- Theo is very familiar with the law enforcement and legal professionals of Strattenburg. I know this because:
"Theo knew most of the policemen in Strattenburg, as well as most of the lawyers, judges, janitors and clerks in the courthouse." (7)
"Theo, though, wanted to be at the courthouse, watching trials and hearings, listening to the lawyers and judges, chatting with the policemen and the clerks, even the janitors. Theo knew them all." (20)
"Because he knew every lawyer, judge, court clerk, and practically every policeman in town, Theo's word carried great weight with his friends and classmates, at least in matters like this." (103)
- The boys are supposedly now girl-crazy, but they only "reluctantly" allow them to join into the search for April. (You'll be relieved to hear that they're all "properly helmeted", though!)
- This revoltingly positive "review" at USA Today got something right: Theo comes off really well when he comes up against unreasonable adults. Sadly for Theo (and us), except for that one police officer, the adults in Strattenburg make Fred MacMurray in My Three Sons look like a horrific child abuser. (Well, as long as they're in the upper middle-class tax bracket. Poor people in Strattenburg are, of course, all dirtbags. Unless, as I said in my column, they're charming immigrants.)
- Theo plays golf.
- Theo's one low-income friend (besides April) has a family that is described as "clannish". It's been said that Strattenburg resembles an idyllic '50s small town, but really, it's more like feudal Europe.
- I'm just quoting this for its pure inanity: "Though Ike was in his early sixties, he insisted that Theo call him simply Ike. None of that uncle stuff. Ike was a complicated person." (90) HOW DOES THAT EVEN COMPUTE? A + B = 37%²??

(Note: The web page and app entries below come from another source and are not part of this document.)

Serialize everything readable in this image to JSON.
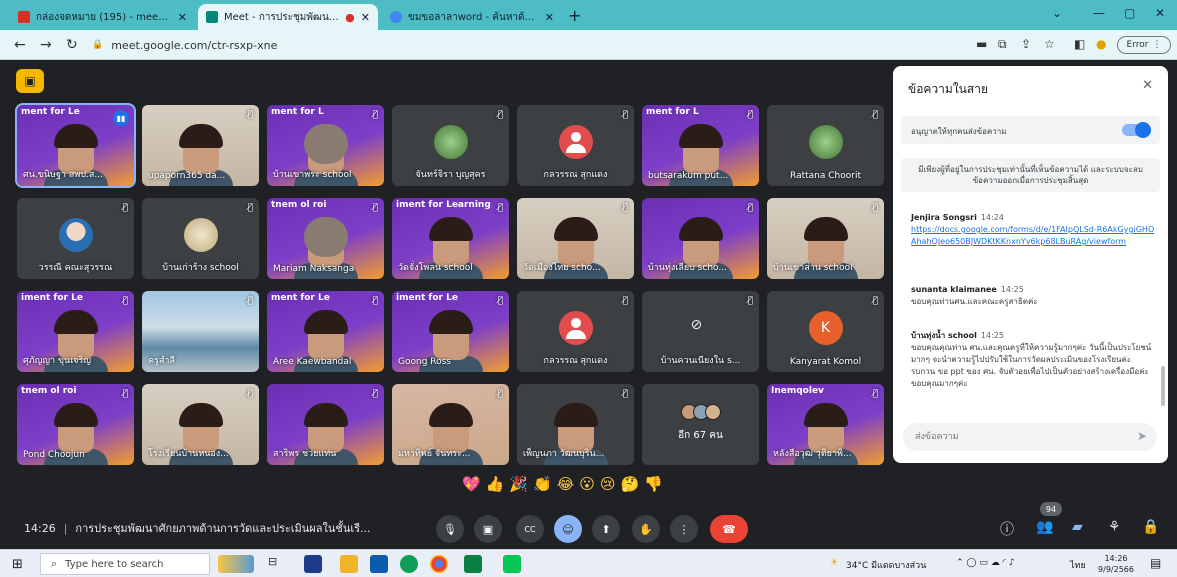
{
  "browser": {
    "tabs": [
      {
        "label": "กล่องจดหมาย (195) - meeting1@...",
        "favicon_color": "#d93025"
      },
      {
        "label": "Meet - การประชุมพัฒนาศักยภา...",
        "favicon_color": "#00897b"
      },
      {
        "label": "ขมขอลาลาword - ค้นหาด้วย Googl...",
        "favicon_color": "#4285f4"
      }
    ],
    "new_tab": "+",
    "url": "meet.google.com/ctr-rsxp-xne",
    "error_label": "Error"
  },
  "meet": {
    "logo_icon": "presentation-icon",
    "participants": [
      {
        "name": "ศน.ขนิษฐา สพป.ส...",
        "bg": "purple",
        "banner": "ment for Le",
        "kind": "face",
        "speaking": true
      },
      {
        "name": "upaporn365 da...",
        "bg": "room",
        "kind": "face"
      },
      {
        "name": "บ้านเขาพระ school",
        "bg": "purple",
        "banner": "ment for L",
        "kind": "hijab"
      },
      {
        "name": "จันทร์จิรา บุญสุคร",
        "bg": "gray",
        "kind": "avatar",
        "avatar": "av-photo"
      },
      {
        "name": "กลวรรณ สุกแดง",
        "bg": "gray",
        "kind": "avatar",
        "avatar": "av-red"
      },
      {
        "name": "butsarakum put...",
        "bg": "purple",
        "banner": "ment for L",
        "kind": "face"
      },
      {
        "name": "Rattana Choorit",
        "bg": "gray",
        "kind": "avatar",
        "avatar": "av-photo"
      },
      {
        "name": "วรรณี คณะสุวรรณ",
        "bg": "gray",
        "kind": "avatar",
        "avatar": "av-person"
      },
      {
        "name": "บ้านเก่าร้าง school",
        "bg": "gray",
        "kind": "avatar",
        "avatar": "av-seal"
      },
      {
        "name": "Mariam Naksanga",
        "bg": "purple",
        "banner": "tnem ol roi",
        "kind": "hijab"
      },
      {
        "name": "วัดจั่งโพลน school",
        "bg": "purple",
        "banner": "iment for Learning",
        "kind": "face"
      },
      {
        "name": "วัดเมืองไทย scho...",
        "bg": "room",
        "kind": "face"
      },
      {
        "name": "บ้านทุ่งเลียบ scho...",
        "bg": "purple",
        "banner": "",
        "kind": "face"
      },
      {
        "name": "บ้านเขาส่าน school",
        "bg": "room",
        "kind": "face"
      },
      {
        "name": "ศุภัญญา ขุนเจริญ",
        "bg": "purple",
        "banner": "iment for Le",
        "kind": "face"
      },
      {
        "name": "ครูสำลี",
        "bg": "sea",
        "kind": "none"
      },
      {
        "name": "Aree Kaewbandal",
        "bg": "purple",
        "banner": "ment for Le",
        "kind": "face"
      },
      {
        "name": "Goong Ross",
        "bg": "purple",
        "banner": "iment for Le",
        "kind": "face"
      },
      {
        "name": "กลวรรณ สุกแดง",
        "bg": "gray",
        "kind": "avatar",
        "avatar": "av-red"
      },
      {
        "name": "บ้านควนเนียงใน s...",
        "bg": "gray",
        "kind": "camoff"
      },
      {
        "name": "Kanyarat Komol",
        "bg": "gray",
        "kind": "avatar",
        "avatar": "av-orange",
        "letter": "K"
      },
      {
        "name": "Pond Choojun",
        "bg": "purple",
        "banner": "tnem ol roi",
        "kind": "face"
      },
      {
        "name": "โรงเรียนบ้านหนอง...",
        "bg": "room",
        "kind": "face"
      },
      {
        "name": "สาริพร ช่วยแท่น",
        "bg": "purple",
        "banner": "",
        "kind": "face"
      },
      {
        "name": "มหาทิพย์ จันทระ...",
        "bg": "pic",
        "kind": "face"
      },
      {
        "name": "เพ็ญนภา วัฒนบุริน...",
        "bg": "gray",
        "kind": "face"
      },
      {
        "name": "",
        "bg": "gray",
        "kind": "more",
        "more_label": "อีก 67 คน"
      },
      {
        "name": "หลังสือวุฒ วุติยาพิ...",
        "bg": "purple",
        "banner": "Inemqolev",
        "kind": "face"
      }
    ],
    "reactions": [
      "💖",
      "👍",
      "🎉",
      "👏",
      "😂",
      "😮",
      "😢",
      "🤔",
      "👎"
    ],
    "meeting_time": "14:26",
    "meeting_title": "การประชุมพัฒนาศักยภาพด้านการวัดและประเมินผลในชั้นเรี...",
    "participant_count": "94",
    "controls": {
      "mic": "🎙",
      "camera": "▣",
      "captions": "CC",
      "reactions": "☺",
      "present": "⬆",
      "raise_hand": "✋",
      "more": "⋮",
      "end_call": "☎"
    }
  },
  "chat": {
    "title": "ข้อความในสาย",
    "close": "✕",
    "allow_label": "อนุญาตให้ทุกคนส่งข้อความ",
    "allow_on": true,
    "info": "มีเพียงผู้ที่อยู่ในการประชุมเท่านั้นที่เห็นข้อความได้ และระบบจะลบข้อความออกเมื่อการประชุมสิ้นสุด",
    "messages": [
      {
        "sender": "Jenjira Songsri",
        "time": "14:24",
        "text": "",
        "link": "https://docs.google.com/forms/d/e/1FAIpQLSd-R6AkGygiGHOAhahOJeo650BJWDKtKKnxnYv6kp68LBuRAg/viewform"
      },
      {
        "sender": "sunanta klaimanee",
        "time": "14:25",
        "text": "ขอบคุณท่านศน.และคณะครูสาธิตค่ะ",
        "link": ""
      },
      {
        "sender": "บ้านทุ่งน้ำ school",
        "time": "14:25",
        "text": "ขอบคุณคุณท่าน ศน.และคุณครูที่ให้ความรู้มากๆค่ะ วันนี้เป็นประโยชน์มากๆ จะนำความรู้ไปปรับใช้ในการวัดผลประเมินของโรงเรียนค่ะ รบกวน ขอ ppt ของ ศน. จับตัวอยเพื่อไปเป็นตัวอย่างสร้างเครื่องมือค่ะ ขอบคุณมากๆค่ะ",
        "link": ""
      }
    ],
    "input_placeholder": "ส่งข้อความ",
    "send_icon": "send-icon"
  },
  "taskbar": {
    "search_placeholder": "Type here to search",
    "weather": "34°C มีแดดบางส่วน",
    "lang": "ไทย",
    "time": "14:26",
    "date": "9/9/2566"
  }
}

- Oh, adding to the Non Polo Shirt Wearing People = Sketchy Characters worldview, Theo's Complicated Uncle Ike lost his lawyering privileges somewhere along the way. AND HE LIKES THE GRATEFUL DEAD! THE HORROR! (That all came up in the first book, but as it got a second (and third, and fourth) mention from Grisham, I figured I should bring it up again here, too.)
- Lastly, there's Ike the Hippie's take on the homeless. Get ready for your head to explode:

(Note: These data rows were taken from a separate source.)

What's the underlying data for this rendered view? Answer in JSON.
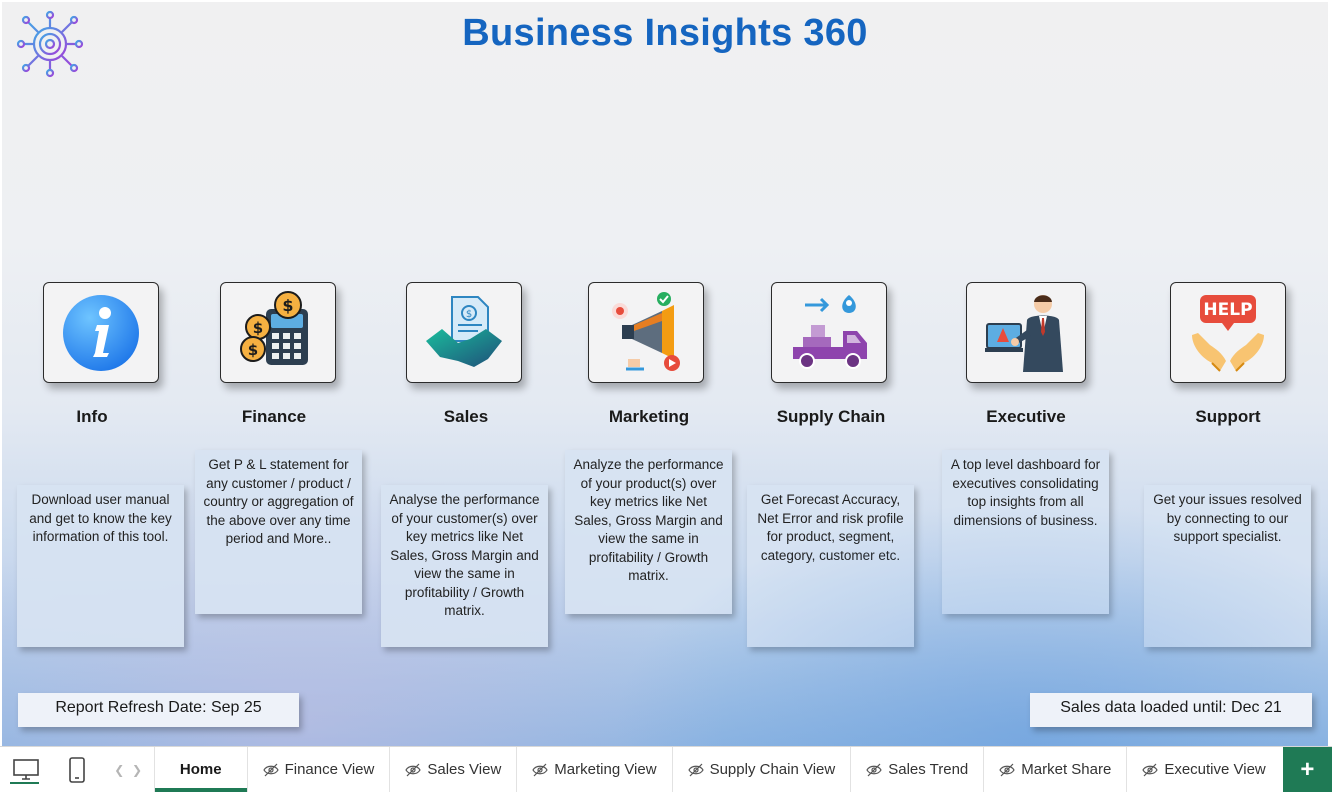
{
  "app": {
    "title": "Business Insights 360"
  },
  "modules": [
    {
      "key": "info",
      "label": "Info",
      "icon": "info-icon",
      "description": "Download user manual and get to know the key information of this tool."
    },
    {
      "key": "finance",
      "label": "Finance",
      "icon": "calculator-coins-icon",
      "description": "Get  P & L statement for any customer / product / country or aggregation of the above over any time period and More.."
    },
    {
      "key": "sales",
      "label": "Sales",
      "icon": "handshake-contract-icon",
      "description": "Analyse the performance of your customer(s) over key metrics like Net Sales, Gross Margin and view the same in profitability / Growth matrix."
    },
    {
      "key": "marketing",
      "label": "Marketing",
      "icon": "megaphone-icon",
      "description": "Analyze the performance of your product(s) over key metrics like Net Sales, Gross Margin and view the same in profitability / Growth matrix."
    },
    {
      "key": "supply-chain",
      "label": "Supply Chain",
      "icon": "delivery-truck-icon",
      "description": "Get Forecast Accuracy, Net Error and risk profile for product, segment, category, customer etc."
    },
    {
      "key": "executive",
      "label": "Executive",
      "icon": "businessman-presentation-icon",
      "description": "A top level dashboard for executives consolidating top insights from all dimensions of business."
    },
    {
      "key": "support",
      "label": "Support",
      "icon": "help-hands-icon",
      "description": "Get your issues resolved by connecting to our support specialist."
    }
  ],
  "footer": {
    "refresh_date": "Report Refresh Date: Sep 25",
    "data_loaded": "Sales data loaded until: Dec 21"
  },
  "tabs": [
    {
      "label": "Home",
      "active": true,
      "hidden_icon": false
    },
    {
      "label": "Finance View",
      "active": false,
      "hidden_icon": true
    },
    {
      "label": "Sales View",
      "active": false,
      "hidden_icon": true
    },
    {
      "label": "Marketing View",
      "active": false,
      "hidden_icon": true
    },
    {
      "label": "Supply Chain View",
      "active": false,
      "hidden_icon": true
    },
    {
      "label": "Sales Trend",
      "active": false,
      "hidden_icon": true
    },
    {
      "label": "Market Share",
      "active": false,
      "hidden_icon": true
    },
    {
      "label": "Executive View",
      "active": false,
      "hidden_icon": true
    }
  ],
  "add_tab_label": "+",
  "colors": {
    "title": "#1565c0",
    "accent": "#1f7a55"
  }
}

"The point, my dear nephew, is that we may never know who the cops pulled from the river. There's a class of people out there, Theo—bums, drifters, hobos, homeless folk—who live in the underworld. They're nameless, faceless; they move from town to town, hopping trains, hitchhiking, living in the woods and under the bridges. They've dropped out of society, and from time to time bad things happen to them. It's a rough and dangerous world they inhabit, and we rarely see them, because they do not wish to be seen. My guess is that the corpse the cops are inspecting will never be identified. But that's not really the point. The good news is that it's not your friend." (98)
1. No, we don't know if the body was ever identified. Because, you know. People like that don't count.

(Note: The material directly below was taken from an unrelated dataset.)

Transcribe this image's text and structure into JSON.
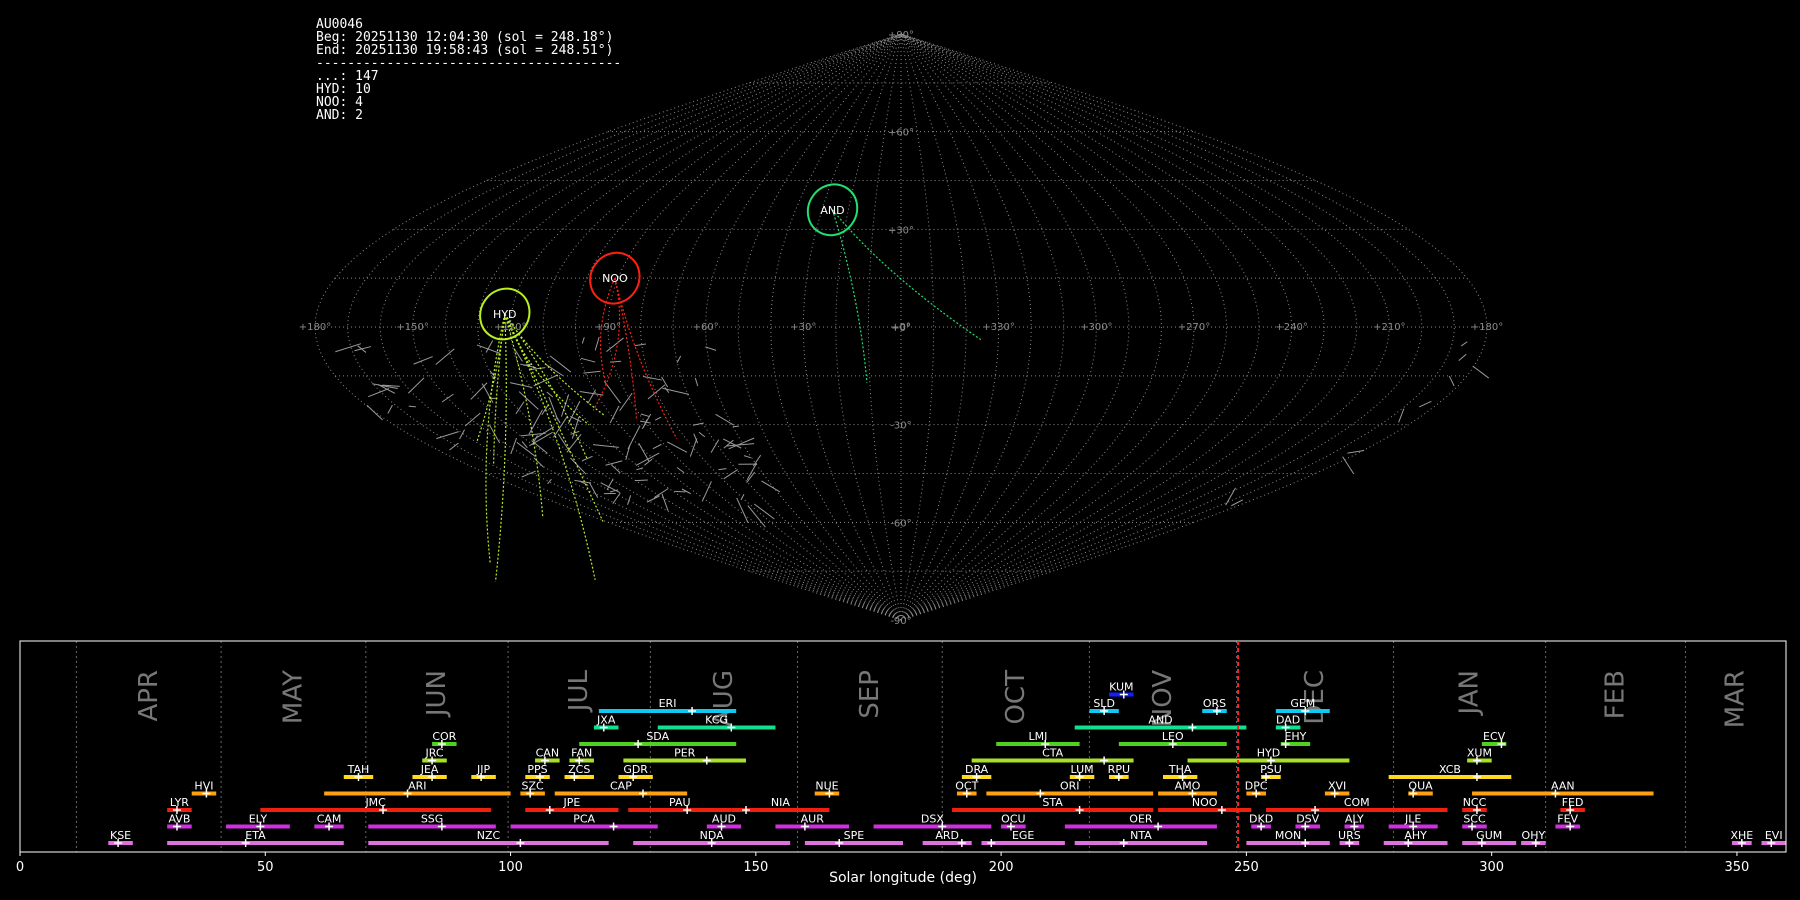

2. PEOPLE DON'T GENERALLY DECIDE TO BECOME HOMELESS. IT'S NOT, LIKE, A LIFE CHOICE. Take this condescending, patronizing and HORRIBLY OFFENSIVE passage and go jump in a lake, John Grisham. JESUS.
3. It enraged me to such an extent that I daydreamed about Uncle Ike delivering that monologue and then getting tossed into the ring against Andrew Vachss' Burke. Which helped soothe my ire somewhat. But only somewhat, clearly.
No, that's not all. But, seriously: Isn't it enough?